After our arrival to Goose Island State Pak back on New Years Day, we stopped off at the short boardwalk in the marsh on the north end of the bayside campsites. There were several wading birds in the areas, including these roseate spoonbills, to keep our attention for a few minutes. The wind was brisk, blowing off of Copano Bay from the north, so we were bundled up despite the sunny day.
Cannonball Jelly, Stomolophus meleagris
There were quite a few cannonball jellies on the shoreline and it was a good opportunity for Forest to feel the hard, rubbery bell of this usually innocuous to humans jelly. Cannonball jellies are a favorite for leatherback sea turtles in addition to other jelly species, which is another reason you should keep your plastics out of the ocean as they mimic the look of a jelly and sea turtles aren’t exactly able to differentiate before something perilous happens after they take a bite.
Next, we walked the recently rebuilt longer boardwalk on the south end of the bayside camping and Chris got some fishing in while Forest and I explored the boardwalk. About halfway down are stairs leading to an oyster shell “island” that at lower tides you can walk out on. The bay here isn’t very deep so the stairs also allow fisherman to do some wade fishing, too.

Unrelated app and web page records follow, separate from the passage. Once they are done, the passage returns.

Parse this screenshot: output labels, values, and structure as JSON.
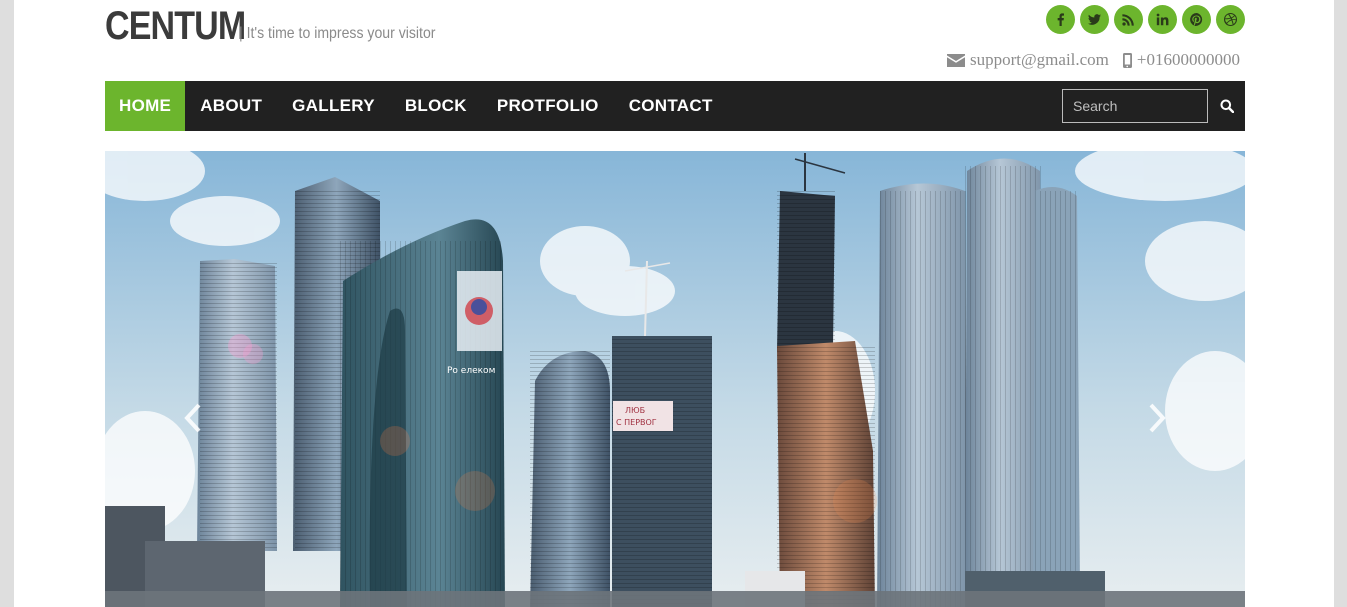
{
  "brand": {
    "logo": "CENTUM",
    "tagline": "| It's time to impress your visitor"
  },
  "social": [
    {
      "name": "facebook-icon"
    },
    {
      "name": "twitter-icon"
    },
    {
      "name": "rss-icon"
    },
    {
      "name": "linkedin-icon"
    },
    {
      "name": "pinterest-icon"
    },
    {
      "name": "dribbble-icon"
    }
  ],
  "contact": {
    "email": "support@gmail.com",
    "phone": "+01600000000"
  },
  "nav": {
    "items": [
      {
        "label": "HOME",
        "active": true
      },
      {
        "label": "ABOUT"
      },
      {
        "label": "GALLERY"
      },
      {
        "label": "BLOCK"
      },
      {
        "label": "PROTFOLIO"
      },
      {
        "label": "CONTACT"
      }
    ],
    "search_placeholder": "Search"
  },
  "colors": {
    "accent": "#6cb52d",
    "nav_bg": "#212121",
    "outer_bg": "#dedede"
  },
  "hero": {
    "sign_text_1": "ЛЮБ",
    "sign_text_2": "С ПЕРВОГ",
    "tower_text": "Ро  елеком"
  }
}
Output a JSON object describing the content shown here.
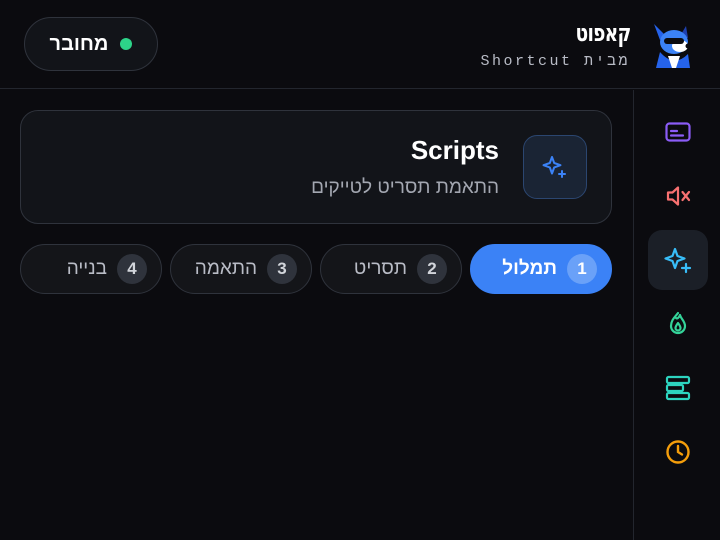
{
  "header": {
    "brand_logo": "קאפוט",
    "brand_subtitle": "מבית Shortcut",
    "status_label": "מחובר",
    "status_color": "#2dd489"
  },
  "sidebar": {
    "items": [
      {
        "icon": "subtitles-icon",
        "color": "#8b5cf6",
        "active": false
      },
      {
        "icon": "volume-mute-icon",
        "color": "#f87171",
        "active": false
      },
      {
        "icon": "sparkles-icon",
        "color": "#38bdf8",
        "active": true
      },
      {
        "icon": "flame-icon",
        "color": "#34d399",
        "active": false
      },
      {
        "icon": "timeline-bars-icon",
        "color": "#2dd4bf",
        "active": false
      },
      {
        "icon": "clock-icon",
        "color": "#f59e0b",
        "active": false
      }
    ]
  },
  "card": {
    "title": "Scripts",
    "subtitle": "התאמת תסריט לטייקים",
    "icon": "sparkles-plus-icon"
  },
  "steps": [
    {
      "number": "1",
      "label": "תמלול",
      "active": true
    },
    {
      "number": "2",
      "label": "תסריט",
      "active": false
    },
    {
      "number": "3",
      "label": "התאמה",
      "active": false
    },
    {
      "number": "4",
      "label": "בנייה",
      "active": false
    }
  ],
  "colors": {
    "accent": "#3b82f6",
    "background": "#0b0b0f"
  }
}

And of course, visiting the Goose Island Oak aka The Big Tree. She’s showing her age and I’m not sure how many more decades or centuries she will keep going but for now, we enjoy her gnarled trunk and spidery limbs while we can and hope another direct hit from a hurricane doesn’t happen any time soon.